CFP: China's Propaganda System: Legacies and Enduring Themes
Submission deadline: February 29, 2016
Conference Date: 30th June - 1st July, 2016.
Location: University of Kent, United Kingdom.
Purpose of the conference:
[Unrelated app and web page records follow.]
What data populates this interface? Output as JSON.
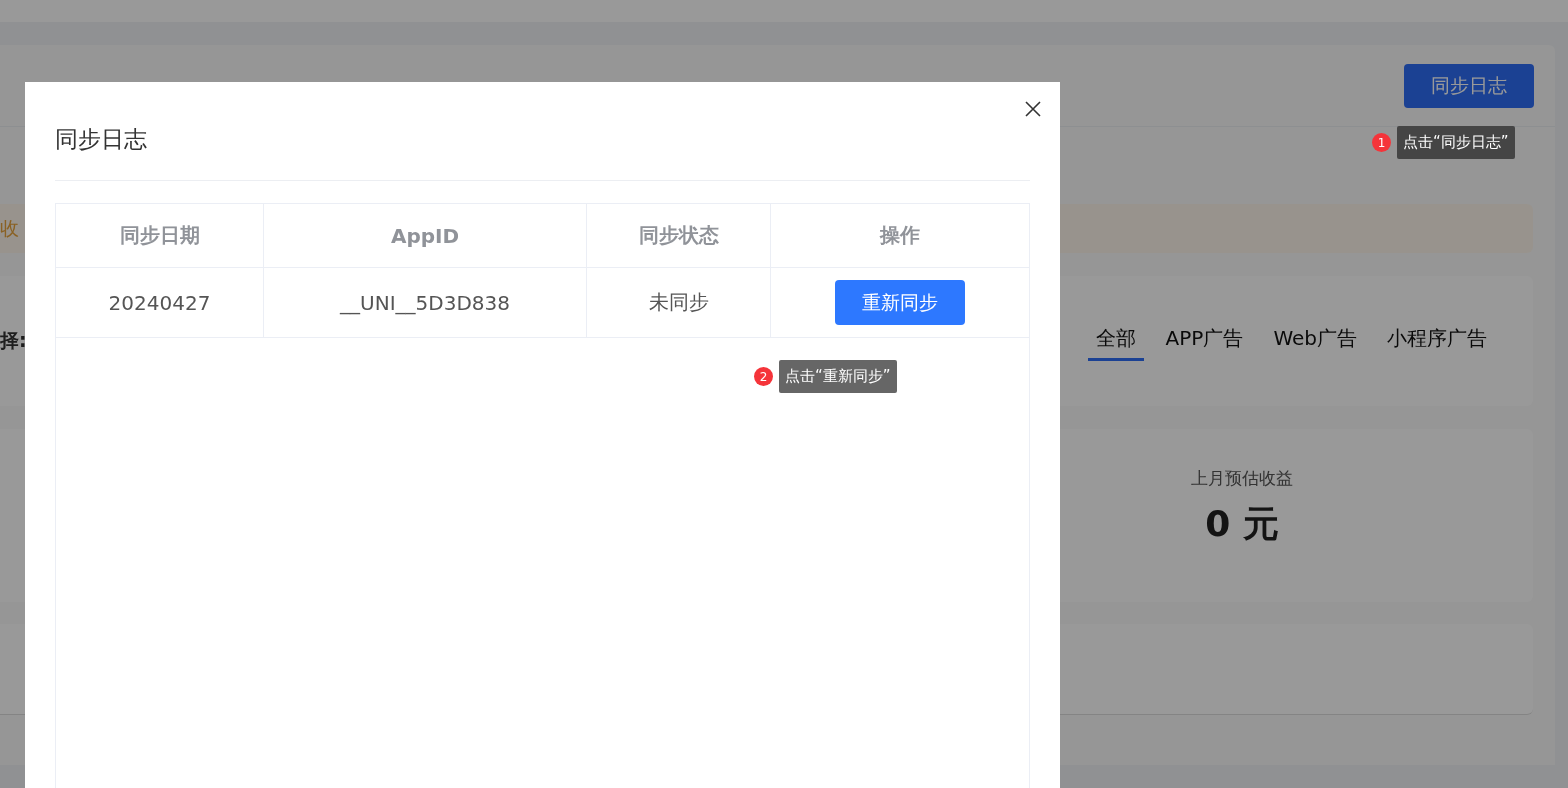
{
  "page": {
    "log_button": "同步日志",
    "alert_text": "收",
    "filter_label": "择:",
    "tabs": [
      {
        "label": "全部",
        "selected": true
      },
      {
        "label": "APP广告",
        "selected": false
      },
      {
        "label": "Web广告",
        "selected": false
      },
      {
        "label": "小程序广告",
        "selected": false
      }
    ],
    "stat": {
      "label": "上月预估收益",
      "value": "0 元"
    }
  },
  "dialog": {
    "title": "同步日志",
    "columns": [
      "同步日期",
      "AppID",
      "同步状态",
      "操作"
    ],
    "rows": [
      {
        "date": "20240427",
        "app_id": "__UNI__5D3D838",
        "status": "未同步",
        "action": "重新同步"
      }
    ]
  },
  "hints": [
    {
      "number": "1",
      "text": "点击“同步日志”"
    },
    {
      "number": "2",
      "text": "点击“重新同步”"
    }
  ]
}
Propaganda has always been integral to the post-1949 Chinese state. Following the success of the Revolution, the Communist Party of China rapidly took control of all forms of media with the aim of utilising them to further its ambition of creating a new society. The aim of this conference is to investigate both the rationale and implementation of the various forms of propaganda in the Chinese state. We are keen to explore the historical development of propaganda within the People’s Republic. To this end we wish to investigate the way in which media and institutions were used to further ideological objectives and convince the populous of the benefits of the new society that the Party were determined to construct. We are particularly keen to encourage a multidisciplinary approach. Therefore, we would welcome a diversity of perspectives from different areas of historical research that share a link with the development of propaganda; for example, art history, photography or film studies. Consequently, topics may include, but are not limited, to the following:
- The influence of pre-1949 Chinese society on the development of Communist propaganda.
- The development of propaganda systems and institutions within the state following the founding of the People’s Republic in 1949.
- Media representations of the early stages of the Mao era, 1949-1965.
- Media representations of the later stages of the Mao era, 1965-1976.
- The nature of propaganda and its ability to articulate the requirements of the state to its citizenry.
- Theories of nationalism and social development and their translation into propaganda.
- International responses to Chinese communist propaganda.
- Post-Mao era developments in propaganda.
Keynote speakers include Professor Chris Berry, specialist in Chinese cinema and Yang Pei Ming, curator of the Shanghai Propaganda Poster Art Centre.
Doctoral students as well as established scholars are invited to submit an abstract of a maximum 300 words as well as a short CV by the 29th of February 2016. Papers are expected to be maximum 20 minutes in length.
Please address proposals and questions to James Farley, firstname.lastname@example.org. Please include your name, contact details and institutional affiliation.